Category: Cat
Q.Chester is a neutered male cat. In 2001 my vet did a “manual extirpation of bowel impaction” and removed stool that was nine inches long and over two inches in dimeter. He was put on Laxatone and psyllium seed to soften the stool. In 2002, another impacted bowel with manual extirpation. This time he was put on Lactulose and Cisapride. The vet has said it would be too dangerous to do any more manual expirpations and I would like to avoid mega colon surgery due both to cost and potential damage to Chester. Any suggestions?


A.This does sound like mega colon and the only thing I’ve seen work effectively for this condition is surgery. In the cases I’ve seen (which were all referred to the same surgeon), the result was very rewarding. You could try to find an acupuncturist who has been successful in getting return to function but this may be easier said than done. I had one cat who we supplemented with many different herbs, including slippery elm. Although the cat initially responded, eventually he underwent mega colon surgery and the guardian was ecstatic with the outcome. If you really don’t want to do the surgery, you could add in BHI’s Constipation and Intestine homeopathic formulas. Heel’s Colon suis could be rewarding, however, this may be difficult to find.

Category: Cat
Q.Can a brain tumor cause aggressive behavior in cats? We have a five-year-old neutered male who can no longer be in the same room with our other two cats without screaming and fighting them. He was very loving when younger, but his personality has changed and he has become very aggressive. Our vet checked him over and found nothing wrong, except that one kidney was a bit compromised. I read that brain tumors can cause this problem, but the vet doesn’t seem to take it seriously and I want a second opinion.

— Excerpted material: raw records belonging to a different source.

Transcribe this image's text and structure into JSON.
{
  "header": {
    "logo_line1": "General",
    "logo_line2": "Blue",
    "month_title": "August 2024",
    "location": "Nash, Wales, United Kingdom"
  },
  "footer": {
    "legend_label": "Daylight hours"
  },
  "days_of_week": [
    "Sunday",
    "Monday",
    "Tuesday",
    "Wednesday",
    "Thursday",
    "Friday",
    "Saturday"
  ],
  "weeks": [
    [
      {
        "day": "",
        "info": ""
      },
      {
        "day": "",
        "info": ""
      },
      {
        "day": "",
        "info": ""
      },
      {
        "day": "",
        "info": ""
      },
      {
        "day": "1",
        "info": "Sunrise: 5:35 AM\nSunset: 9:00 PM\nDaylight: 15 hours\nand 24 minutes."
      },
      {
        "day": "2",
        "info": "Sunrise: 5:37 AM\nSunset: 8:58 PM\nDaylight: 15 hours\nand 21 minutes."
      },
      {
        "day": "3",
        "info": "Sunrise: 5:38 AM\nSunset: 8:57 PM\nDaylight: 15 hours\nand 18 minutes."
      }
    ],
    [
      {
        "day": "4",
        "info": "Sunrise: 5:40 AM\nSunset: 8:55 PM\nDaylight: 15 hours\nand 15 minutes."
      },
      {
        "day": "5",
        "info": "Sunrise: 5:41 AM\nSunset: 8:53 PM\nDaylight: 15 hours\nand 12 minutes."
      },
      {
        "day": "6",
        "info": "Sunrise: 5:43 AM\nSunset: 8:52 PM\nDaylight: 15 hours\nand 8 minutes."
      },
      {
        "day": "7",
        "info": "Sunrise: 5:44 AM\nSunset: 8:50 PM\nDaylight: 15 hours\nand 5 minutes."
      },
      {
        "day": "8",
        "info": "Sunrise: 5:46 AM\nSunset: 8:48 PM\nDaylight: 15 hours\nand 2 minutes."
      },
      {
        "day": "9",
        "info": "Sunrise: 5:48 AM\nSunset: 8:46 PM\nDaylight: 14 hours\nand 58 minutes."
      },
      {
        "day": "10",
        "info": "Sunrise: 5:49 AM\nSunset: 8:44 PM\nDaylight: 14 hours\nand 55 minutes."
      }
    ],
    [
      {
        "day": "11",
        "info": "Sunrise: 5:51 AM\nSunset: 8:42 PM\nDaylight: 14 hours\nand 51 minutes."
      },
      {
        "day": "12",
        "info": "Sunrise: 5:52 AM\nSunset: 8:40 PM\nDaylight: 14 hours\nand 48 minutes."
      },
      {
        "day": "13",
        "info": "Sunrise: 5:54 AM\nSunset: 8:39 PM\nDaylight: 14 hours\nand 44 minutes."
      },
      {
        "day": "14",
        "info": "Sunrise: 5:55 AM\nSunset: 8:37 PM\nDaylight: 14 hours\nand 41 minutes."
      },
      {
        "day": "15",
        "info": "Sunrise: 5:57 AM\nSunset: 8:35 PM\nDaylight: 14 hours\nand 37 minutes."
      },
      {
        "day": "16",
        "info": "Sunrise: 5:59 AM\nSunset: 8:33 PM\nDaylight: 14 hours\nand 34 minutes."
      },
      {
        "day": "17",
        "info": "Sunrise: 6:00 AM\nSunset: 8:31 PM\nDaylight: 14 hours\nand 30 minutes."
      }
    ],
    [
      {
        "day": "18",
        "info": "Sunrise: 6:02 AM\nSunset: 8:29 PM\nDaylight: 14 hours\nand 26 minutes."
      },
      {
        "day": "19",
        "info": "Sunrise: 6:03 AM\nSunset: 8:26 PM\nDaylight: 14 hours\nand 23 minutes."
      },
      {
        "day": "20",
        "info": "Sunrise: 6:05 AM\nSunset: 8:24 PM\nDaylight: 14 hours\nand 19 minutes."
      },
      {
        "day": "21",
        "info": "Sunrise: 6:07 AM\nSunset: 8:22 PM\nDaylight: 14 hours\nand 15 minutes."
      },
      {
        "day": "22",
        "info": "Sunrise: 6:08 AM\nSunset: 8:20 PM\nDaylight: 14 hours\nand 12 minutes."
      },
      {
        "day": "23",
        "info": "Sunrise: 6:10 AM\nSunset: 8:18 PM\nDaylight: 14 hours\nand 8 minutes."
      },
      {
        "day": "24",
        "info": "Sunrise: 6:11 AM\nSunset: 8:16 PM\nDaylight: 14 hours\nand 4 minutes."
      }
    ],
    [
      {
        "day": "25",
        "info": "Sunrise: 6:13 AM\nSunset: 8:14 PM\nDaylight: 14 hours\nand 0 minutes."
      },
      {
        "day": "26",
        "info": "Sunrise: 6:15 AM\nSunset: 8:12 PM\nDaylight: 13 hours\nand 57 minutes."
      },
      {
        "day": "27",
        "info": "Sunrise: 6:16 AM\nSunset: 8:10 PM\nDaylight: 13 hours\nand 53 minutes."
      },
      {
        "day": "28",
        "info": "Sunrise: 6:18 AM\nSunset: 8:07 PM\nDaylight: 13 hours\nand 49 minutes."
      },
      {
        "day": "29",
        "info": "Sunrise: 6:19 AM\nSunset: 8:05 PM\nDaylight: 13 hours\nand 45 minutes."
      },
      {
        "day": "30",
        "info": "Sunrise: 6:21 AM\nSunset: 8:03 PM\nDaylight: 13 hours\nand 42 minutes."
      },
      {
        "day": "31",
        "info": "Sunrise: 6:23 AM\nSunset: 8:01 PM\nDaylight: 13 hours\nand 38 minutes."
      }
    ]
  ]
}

A.I have seen aggression as a sign associated with confirmed brain tumors over the years but would never use it as a symptom to confirm or be definitive for the presence of a tumor. Aggression is much more common than brain tumors and there are many other causes. My advice would be to consult with a veterinary neurologist.

Category: Cat
Q.After my 12-year-old cat, Yoda, was diagnosed with asthma, my vet gave him steroid shots but they only made him miserable. I read your book and took him for acupuncture, which did not help. I tried giving him fish oil in his food, but he wouldn’t eat it. I feed him a good brand of grain-free food (the only one he will eat) and he still coughs. His coat looks good and shiny, and he sometimes has a little discharge from his eyes. Otherwise he looks okay. Sometime, he’ll go weeks without coughing, but last week he started coughing a couple times a day, usually when he’s relaxed, not when he’s playing. Your book mentions hydrocortisone, but isn’t that more for itchy skin? Is there anything I could give him to ease his coughing?


A.The hydrocortisone mentioned is naturally derived from soy, but it’s still classed as a drug and you would need to obtain it through a veterinarian. Like any cortisone, it can be used for almost any inflammatory or allergy based condition and has fewer side effects than the synthetic varieties. Asthma would be covered in this category and I have used it successfully many times for this problem; I would, however, stop using it if it didn’t give a positive response. I also like using BHI’s Asthma, sometimes in combination with their Cough and/or Bronchitis remedies. I have also had fairly good success using Seven Forest’s herbal Pinellia formula.

Category: Cat
Q.A little while ago, my ten-year-old DSH cat had a really watery eye. I thought he had something in it because of all the watering and the fact that he was keeping it half closed. The third eyelid was slightly across at times, and there was a faint bit of pinkness in the white part. I was prepared to call the vet next day, but the eye cleared up overnight. I thought nothing more of it until five days later, when the same problem appeared in the opposite eye. Again, it cleared up in 24 hours. He had no other symptoms, and is active and eating well. It was ragweed season at the time, plus very dry and dusty because of drought; could it have been an allergic reaction to dust and/or pollen?


A.Yes, it could have been allergies. Without a direct examination, though, that’s only a guess. If the problem recurs again, I would have a veterinarian check it out.

Category: Cat